### WHAT TO PRODUCE
Say how many lines of the listing below contain "folder", giving the number and nothing else.

======== RECORDS FOR THIS TASK

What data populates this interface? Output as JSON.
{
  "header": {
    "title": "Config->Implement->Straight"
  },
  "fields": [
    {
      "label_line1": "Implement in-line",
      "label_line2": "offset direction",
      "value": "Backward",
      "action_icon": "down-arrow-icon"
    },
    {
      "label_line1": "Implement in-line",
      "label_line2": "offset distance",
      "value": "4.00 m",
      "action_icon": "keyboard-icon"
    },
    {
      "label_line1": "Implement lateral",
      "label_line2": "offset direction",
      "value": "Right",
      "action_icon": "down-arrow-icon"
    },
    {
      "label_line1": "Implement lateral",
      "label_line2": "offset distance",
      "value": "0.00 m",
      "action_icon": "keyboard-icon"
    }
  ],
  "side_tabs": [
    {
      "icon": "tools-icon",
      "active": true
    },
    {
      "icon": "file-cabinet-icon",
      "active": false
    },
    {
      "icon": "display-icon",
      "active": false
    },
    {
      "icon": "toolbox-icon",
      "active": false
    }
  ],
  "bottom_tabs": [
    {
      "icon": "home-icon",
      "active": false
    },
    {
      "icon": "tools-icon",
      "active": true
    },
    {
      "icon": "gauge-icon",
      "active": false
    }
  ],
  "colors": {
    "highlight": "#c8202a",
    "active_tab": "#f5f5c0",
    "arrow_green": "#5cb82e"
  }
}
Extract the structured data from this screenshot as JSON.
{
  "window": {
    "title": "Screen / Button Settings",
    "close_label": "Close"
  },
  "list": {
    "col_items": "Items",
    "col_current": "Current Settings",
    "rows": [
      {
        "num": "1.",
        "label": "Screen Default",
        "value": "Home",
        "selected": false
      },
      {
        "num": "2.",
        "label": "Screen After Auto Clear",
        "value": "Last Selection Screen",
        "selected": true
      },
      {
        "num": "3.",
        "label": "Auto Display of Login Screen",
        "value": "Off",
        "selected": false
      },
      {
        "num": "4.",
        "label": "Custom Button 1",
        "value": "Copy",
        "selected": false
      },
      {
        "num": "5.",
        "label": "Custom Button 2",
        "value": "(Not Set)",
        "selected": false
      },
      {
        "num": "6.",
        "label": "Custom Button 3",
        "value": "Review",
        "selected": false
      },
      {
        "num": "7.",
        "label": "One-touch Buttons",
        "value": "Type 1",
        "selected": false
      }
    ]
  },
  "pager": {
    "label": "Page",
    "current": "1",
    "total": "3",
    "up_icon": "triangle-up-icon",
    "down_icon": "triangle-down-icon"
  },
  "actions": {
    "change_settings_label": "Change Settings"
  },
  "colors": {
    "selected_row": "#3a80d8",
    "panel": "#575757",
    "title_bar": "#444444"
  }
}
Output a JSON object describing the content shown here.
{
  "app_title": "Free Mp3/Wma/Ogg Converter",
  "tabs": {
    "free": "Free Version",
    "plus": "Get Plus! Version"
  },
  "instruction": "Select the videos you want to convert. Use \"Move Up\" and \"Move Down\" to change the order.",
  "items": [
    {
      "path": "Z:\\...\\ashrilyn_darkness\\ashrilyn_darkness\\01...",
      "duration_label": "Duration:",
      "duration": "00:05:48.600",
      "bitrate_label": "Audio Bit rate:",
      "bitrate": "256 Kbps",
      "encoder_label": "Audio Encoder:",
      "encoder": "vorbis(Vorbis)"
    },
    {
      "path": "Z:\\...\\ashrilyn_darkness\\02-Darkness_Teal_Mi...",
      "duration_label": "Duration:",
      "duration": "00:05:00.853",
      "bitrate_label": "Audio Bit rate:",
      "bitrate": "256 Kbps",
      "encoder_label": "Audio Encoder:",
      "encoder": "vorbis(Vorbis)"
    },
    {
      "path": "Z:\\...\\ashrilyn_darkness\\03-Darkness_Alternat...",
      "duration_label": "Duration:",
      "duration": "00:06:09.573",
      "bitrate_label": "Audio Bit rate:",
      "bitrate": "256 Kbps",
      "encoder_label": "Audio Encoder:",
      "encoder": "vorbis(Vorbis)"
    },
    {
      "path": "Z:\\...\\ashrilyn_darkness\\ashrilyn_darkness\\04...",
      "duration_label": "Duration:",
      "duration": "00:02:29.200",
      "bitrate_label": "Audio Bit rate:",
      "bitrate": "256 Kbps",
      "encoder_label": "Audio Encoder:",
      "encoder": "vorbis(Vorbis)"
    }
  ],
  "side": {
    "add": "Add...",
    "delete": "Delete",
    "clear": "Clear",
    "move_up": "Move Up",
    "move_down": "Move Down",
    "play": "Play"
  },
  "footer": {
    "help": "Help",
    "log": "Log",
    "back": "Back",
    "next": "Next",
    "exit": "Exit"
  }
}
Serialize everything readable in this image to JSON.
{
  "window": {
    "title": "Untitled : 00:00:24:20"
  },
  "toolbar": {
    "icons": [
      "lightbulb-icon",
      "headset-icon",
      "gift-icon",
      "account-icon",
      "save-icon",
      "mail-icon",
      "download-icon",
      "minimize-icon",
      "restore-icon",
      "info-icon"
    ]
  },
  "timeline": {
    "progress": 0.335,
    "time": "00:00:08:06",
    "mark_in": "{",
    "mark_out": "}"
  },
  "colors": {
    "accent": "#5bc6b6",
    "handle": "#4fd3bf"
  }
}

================
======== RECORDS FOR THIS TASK

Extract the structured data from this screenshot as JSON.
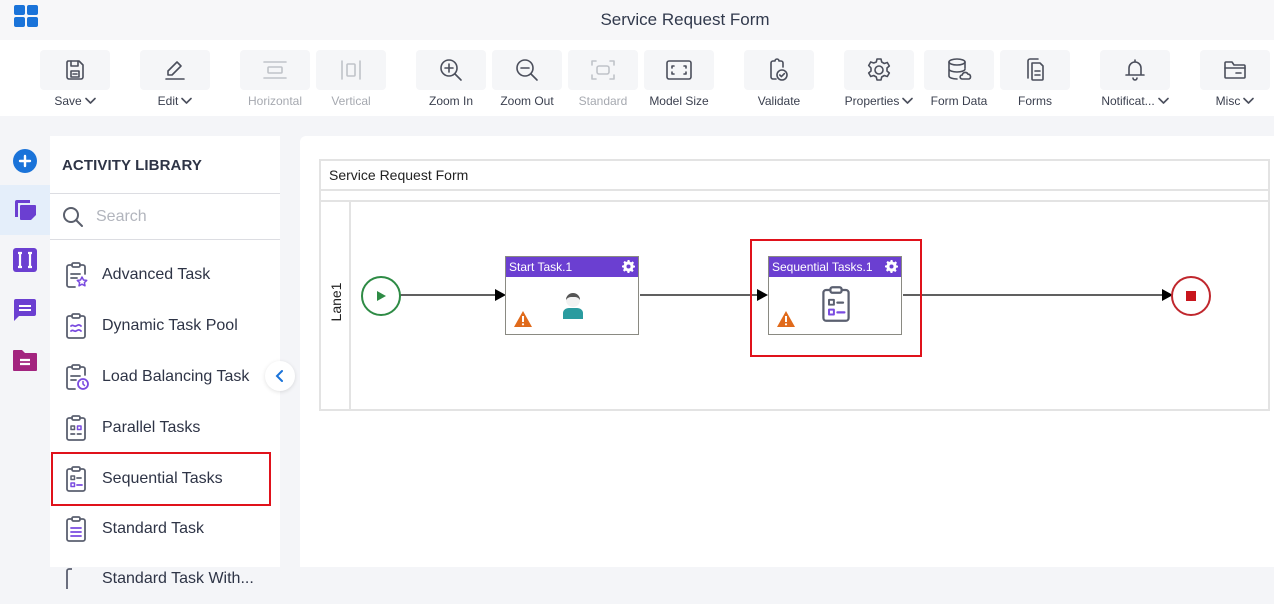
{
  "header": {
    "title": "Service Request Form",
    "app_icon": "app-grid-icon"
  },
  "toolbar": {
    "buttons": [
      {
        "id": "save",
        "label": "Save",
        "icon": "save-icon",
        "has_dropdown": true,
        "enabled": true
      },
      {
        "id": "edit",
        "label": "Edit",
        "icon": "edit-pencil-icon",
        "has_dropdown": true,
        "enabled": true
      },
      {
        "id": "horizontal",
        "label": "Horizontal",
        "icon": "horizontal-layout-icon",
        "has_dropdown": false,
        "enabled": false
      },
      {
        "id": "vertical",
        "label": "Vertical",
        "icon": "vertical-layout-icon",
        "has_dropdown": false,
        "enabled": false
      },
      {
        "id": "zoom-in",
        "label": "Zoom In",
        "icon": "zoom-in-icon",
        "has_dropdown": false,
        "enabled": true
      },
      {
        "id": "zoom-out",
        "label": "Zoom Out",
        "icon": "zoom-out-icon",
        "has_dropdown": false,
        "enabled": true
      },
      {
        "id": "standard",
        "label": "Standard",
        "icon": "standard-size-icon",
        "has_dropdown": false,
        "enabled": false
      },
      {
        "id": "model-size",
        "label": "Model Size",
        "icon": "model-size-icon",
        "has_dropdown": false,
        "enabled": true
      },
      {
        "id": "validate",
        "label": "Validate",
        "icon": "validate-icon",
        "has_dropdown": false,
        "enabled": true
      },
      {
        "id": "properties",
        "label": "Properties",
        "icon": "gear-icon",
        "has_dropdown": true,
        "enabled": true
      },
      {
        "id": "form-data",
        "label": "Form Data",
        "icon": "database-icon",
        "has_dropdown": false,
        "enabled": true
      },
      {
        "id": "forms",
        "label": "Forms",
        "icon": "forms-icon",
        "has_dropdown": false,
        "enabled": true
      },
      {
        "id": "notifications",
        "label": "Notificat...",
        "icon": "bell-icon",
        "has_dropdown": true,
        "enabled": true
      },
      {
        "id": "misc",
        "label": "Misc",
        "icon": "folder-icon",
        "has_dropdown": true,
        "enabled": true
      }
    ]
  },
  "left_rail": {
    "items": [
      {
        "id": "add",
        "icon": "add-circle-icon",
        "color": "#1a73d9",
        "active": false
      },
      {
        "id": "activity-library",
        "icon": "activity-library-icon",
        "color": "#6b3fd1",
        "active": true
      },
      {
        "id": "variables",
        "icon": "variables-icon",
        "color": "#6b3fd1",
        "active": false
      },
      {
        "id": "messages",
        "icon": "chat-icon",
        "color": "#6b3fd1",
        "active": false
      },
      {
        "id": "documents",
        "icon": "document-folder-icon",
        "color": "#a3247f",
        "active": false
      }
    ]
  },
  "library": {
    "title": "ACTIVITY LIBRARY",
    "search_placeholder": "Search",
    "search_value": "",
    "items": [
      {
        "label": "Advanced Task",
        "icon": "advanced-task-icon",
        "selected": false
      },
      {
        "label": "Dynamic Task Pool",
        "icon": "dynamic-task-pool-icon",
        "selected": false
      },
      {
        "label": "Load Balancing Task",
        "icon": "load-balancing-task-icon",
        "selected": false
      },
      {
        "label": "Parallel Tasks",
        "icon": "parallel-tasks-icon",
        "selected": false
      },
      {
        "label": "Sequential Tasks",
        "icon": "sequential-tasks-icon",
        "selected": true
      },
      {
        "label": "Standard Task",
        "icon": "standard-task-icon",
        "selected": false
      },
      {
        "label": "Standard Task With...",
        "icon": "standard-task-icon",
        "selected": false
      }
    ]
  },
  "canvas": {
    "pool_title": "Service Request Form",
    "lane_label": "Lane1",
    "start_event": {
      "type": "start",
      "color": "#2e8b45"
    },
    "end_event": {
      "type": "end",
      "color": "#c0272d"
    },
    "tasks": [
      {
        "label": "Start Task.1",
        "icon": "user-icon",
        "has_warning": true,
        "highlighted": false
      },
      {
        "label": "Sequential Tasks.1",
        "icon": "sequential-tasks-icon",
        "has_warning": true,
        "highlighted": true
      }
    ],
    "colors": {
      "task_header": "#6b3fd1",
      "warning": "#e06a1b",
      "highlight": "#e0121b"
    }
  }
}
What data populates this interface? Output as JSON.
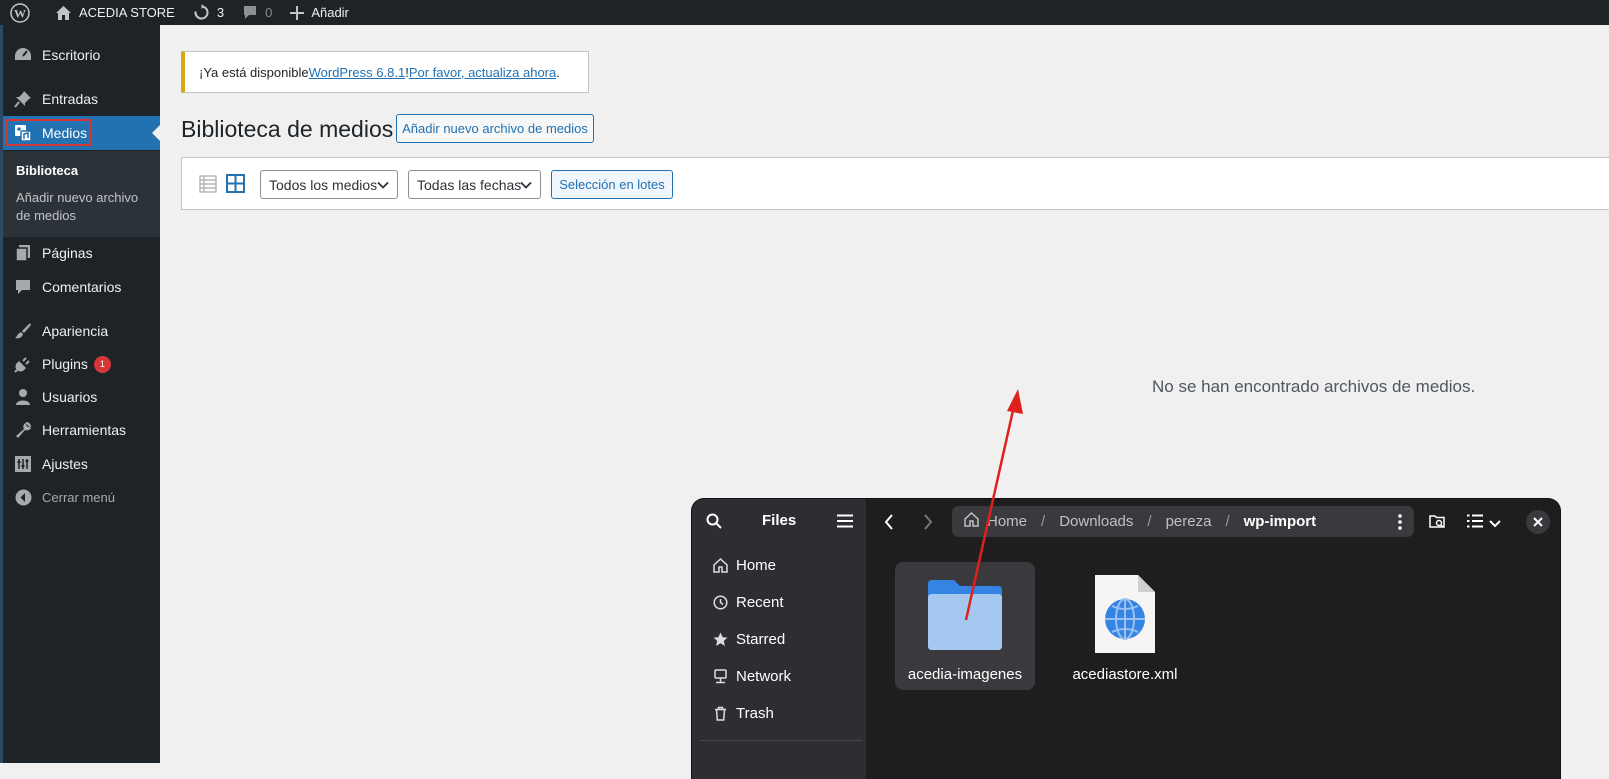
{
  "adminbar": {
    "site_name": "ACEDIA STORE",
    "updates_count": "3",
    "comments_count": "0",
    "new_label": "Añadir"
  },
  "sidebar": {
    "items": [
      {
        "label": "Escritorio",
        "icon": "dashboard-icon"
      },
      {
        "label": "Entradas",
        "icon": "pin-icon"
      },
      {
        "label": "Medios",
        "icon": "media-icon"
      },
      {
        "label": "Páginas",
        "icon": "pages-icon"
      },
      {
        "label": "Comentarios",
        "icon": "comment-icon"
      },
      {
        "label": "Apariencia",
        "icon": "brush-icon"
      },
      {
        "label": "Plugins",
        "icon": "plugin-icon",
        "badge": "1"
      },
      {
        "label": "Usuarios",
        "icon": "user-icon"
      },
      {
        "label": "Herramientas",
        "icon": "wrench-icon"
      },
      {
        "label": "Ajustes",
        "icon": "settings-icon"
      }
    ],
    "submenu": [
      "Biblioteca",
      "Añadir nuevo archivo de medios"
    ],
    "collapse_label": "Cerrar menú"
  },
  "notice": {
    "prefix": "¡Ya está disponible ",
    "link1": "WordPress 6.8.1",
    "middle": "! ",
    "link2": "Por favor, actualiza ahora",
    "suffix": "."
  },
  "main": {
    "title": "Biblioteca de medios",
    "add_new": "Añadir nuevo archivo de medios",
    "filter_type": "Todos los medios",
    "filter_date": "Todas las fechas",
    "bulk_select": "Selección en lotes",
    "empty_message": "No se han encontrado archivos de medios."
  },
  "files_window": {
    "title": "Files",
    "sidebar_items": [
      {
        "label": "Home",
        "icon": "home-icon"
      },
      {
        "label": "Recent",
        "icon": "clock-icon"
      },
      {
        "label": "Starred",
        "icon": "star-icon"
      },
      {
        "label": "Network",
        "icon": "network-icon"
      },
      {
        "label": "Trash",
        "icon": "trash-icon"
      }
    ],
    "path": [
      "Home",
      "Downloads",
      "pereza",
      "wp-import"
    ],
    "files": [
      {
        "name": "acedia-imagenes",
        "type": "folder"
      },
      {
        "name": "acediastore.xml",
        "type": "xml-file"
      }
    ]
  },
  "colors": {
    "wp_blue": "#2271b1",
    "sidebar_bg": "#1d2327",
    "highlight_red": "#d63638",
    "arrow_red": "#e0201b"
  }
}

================

### EXERCISE OUTPUT
3